- Desirable Fleetwood-style roadster
- Antique Automobile Club of America (AACA) National First winner
- Superb quality restoration
On 4 January 1930, New Yorkers were treated to an engineering tour de force. At the opening of the National Automobile Show at the Grand Central Palace, Cadillac unveiled the world’s first production V-16 automobile engine. The late historian Griffith Borgeson explained it elegantly: “It really made history and it made Cadillac, beyond all discussion, the absolute world leader in motoring magnificence . . . . It was the super engine that set the whole exercise apart.”
The creative genius behind this powerplant was Owen Nacker, an industry veteran who had worked on Howard Marmon’s long-simmering V-16 project. His first project for Cadillac was the LaSalle V-8 in 1927; shortly thereafter, he was working on Cadillac’s own V-16. Nacker flouted a lot of Cadillac tradition. The new engine was designed with overhead valves, which the division had never used. Overhead valves were noisy, but Nacker adopted a new hydraulic lifter setup developed by GM engineering that effectively provided zero-lash operation. With overhead valves, the exhaust manifolds could now move to the outside, important because the narrow 45-degree vee left little room for manifold clutter.
There were plenty of bodies from which to choose. The catalogue listed 54 types, from roadster to town car, most of them from Fleetwood. Some were built in Fleetwood’s original facility in Pennsylvania, while others at the new Detroit, Michigan, plant.
Ordered on 14 May 1930 by Burke Cadillac Company of Indianapolis, engine no. 701673 was built as Style 4375S, a seven-passenger sedan. Though its early history is not known, as presented here, it bears an attractive roadster body constructed by Dave Long of Bozeman, Montana, for cinematographer-turned-classic-car-restorer Al Giddings. Completed in 2015, it promptly took an AACA National First, medallion W31260, and subsequently received Senior status.
The stunning black-and-red paint was done by Nathan Fall of Bozeman, the black body moldings striped in red by Mike Tello of Butte, Montana. The black leather interior came from Oklahoma upholsterer Dan Kirkpatrick. The immense 148-in. wheelbase allows a very capacious rumble seat, complete with comfortable arm rests and ample foot room. There is a golf bag door on the right side for convenience in loading sporting goods or small packages, while larger luggage is accommodated in an attractive rack-mounted trunk at the rear.
Authentic Cadillac spotlights are fitted to both sides of the windshield, and Pilot Ray driving lights illuminate roads whether straight or twisty.
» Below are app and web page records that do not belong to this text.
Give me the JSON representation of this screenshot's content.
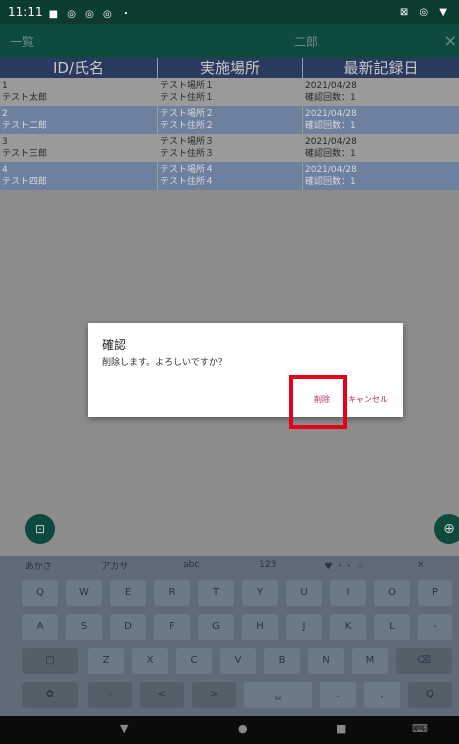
{
  "statusbar": {
    "time": "11:11",
    "icons": "■ ◎ ◎ ◎ ・",
    "right": "⊠ ◎ ▼"
  },
  "appbar": {
    "left": "一覧",
    "center": "二郎",
    "close": "×"
  },
  "table": {
    "headers": [
      "ID/氏名",
      "実施場所",
      "最新記録日"
    ],
    "rows": [
      {
        "id": "1",
        "name": "テスト太郎",
        "place": "テスト場所１",
        "address": "テスト住所１",
        "date": "2021/04/28",
        "count": "確認回数：1"
      },
      {
        "id": "2",
        "name": "テスト二郎",
        "place": "テスト場所２",
        "address": "テスト住所２",
        "date": "2021/04/28",
        "count": "確認回数：1"
      },
      {
        "id": "3",
        "name": "テスト三郎",
        "place": "テスト場所３",
        "address": "テスト住所３",
        "date": "2021/04/28",
        "count": "確認回数：1"
      },
      {
        "id": "4",
        "name": "テスト四郎",
        "place": "テスト場所４",
        "address": "テスト住所４",
        "date": "2021/04/28",
        "count": "確認回数：1"
      }
    ]
  },
  "dialog": {
    "title": "確認",
    "message": "削除します。よろしいですか？",
    "delete_label": "削除",
    "cancel_label": "キャンセル"
  },
  "fabs": {
    "left": "⊡",
    "right": "⊕"
  },
  "keyboard": {
    "top": [
      "あかさ",
      "アカサ",
      "abc",
      "123",
      "♥ ・・ ☆",
      "×"
    ],
    "row1": [
      "Q",
      "W",
      "E",
      "R",
      "T",
      "Y",
      "U",
      "I",
      "O",
      "P"
    ],
    "row2": [
      "A",
      "S",
      "D",
      "F",
      "G",
      "H",
      "J",
      "K",
      "L",
      "-"
    ],
    "row3": [
      "□",
      "Z",
      "X",
      "C",
      "V",
      "B",
      "N",
      "M",
      "⌫"
    ],
    "row4": [
      "✿",
      "⁘",
      "<",
      ">",
      "␣",
      ".",
      ",",
      "Q"
    ]
  },
  "navbar": {
    "back": "▼",
    "home": "●",
    "recent": "■",
    "kb": "⌨"
  }
}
The dual side-mount spares are shod with steel covers, and the chrome wire wheels are mounted with Firestone Heavy Duty wide whitewalls.
The V-16 is one of Cadillac’s most coveted models, and this car is an excellent example of one of the most desirable body styles and presents a rare opportunity to acquire one.